GIVEN RECORDS =
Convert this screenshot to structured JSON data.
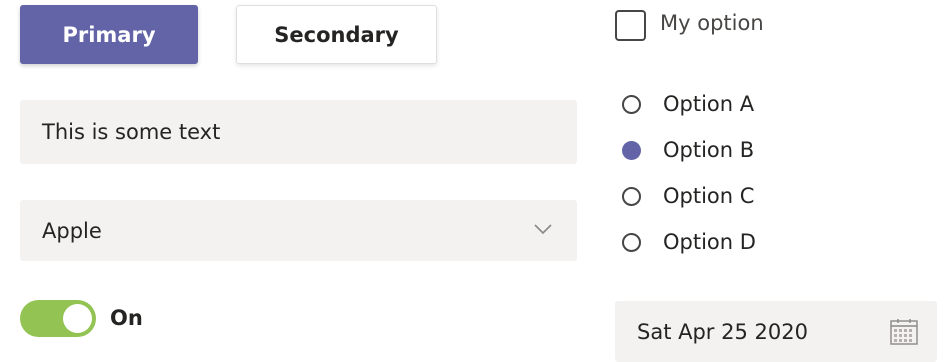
{
  "buttons": {
    "primary_label": "Primary",
    "secondary_label": "Secondary"
  },
  "text_input": {
    "value": "This is some text"
  },
  "dropdown": {
    "selected": "Apple",
    "icon": "chevron-down-icon"
  },
  "toggle": {
    "state": "on",
    "label": "On"
  },
  "checkbox": {
    "label": "My option",
    "checked": false
  },
  "radio_group": {
    "options": [
      "Option A",
      "Option B",
      "Option C",
      "Option D"
    ],
    "selected": "Option B"
  },
  "date_picker": {
    "value": "Sat Apr 25 2020",
    "icon": "calendar-icon"
  },
  "colors": {
    "brand": "#6264a7",
    "toggle_on": "#92c353",
    "field_bg": "#f3f2f1",
    "text": "#252423"
  }
}
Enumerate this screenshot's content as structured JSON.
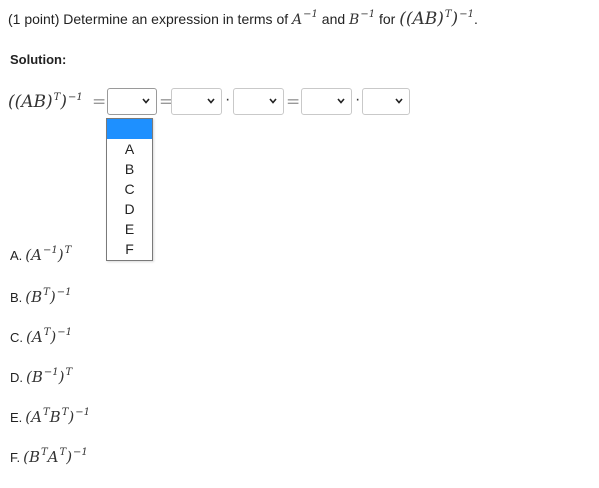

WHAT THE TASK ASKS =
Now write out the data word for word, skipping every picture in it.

REPLY =
Convert this screenshot to structured JSON data.
{
  "buttons": {
    "primary_label": "Primary",
    "secondary_label": "Secondary"
  },
  "text_input": {
    "value": "This is some text"
  },
  "dropdown": {
    "selected": "Apple",
    "icon": "chevron-down-icon"
  },
  "toggle": {
    "state": "on",
    "label": "On"
  },
  "checkbox": {
    "label": "My option",
    "checked": false
  },
  "radio_group": {
    "options": [
      "Option A",
      "Option B",
      "Option C",
      "Option D"
    ],
    "selected": "Option B"
  },
  "date_picker": {
    "value": "Sat Apr 25 2020",
    "icon": "calendar-icon"
  },
  "colors": {
    "brand": "#6264a7",
    "toggle_on": "#92c353",
    "field_bg": "#f3f2f1",
    "text": "#252423"
  }
}
Enumerate this screenshot's content as structured JSON.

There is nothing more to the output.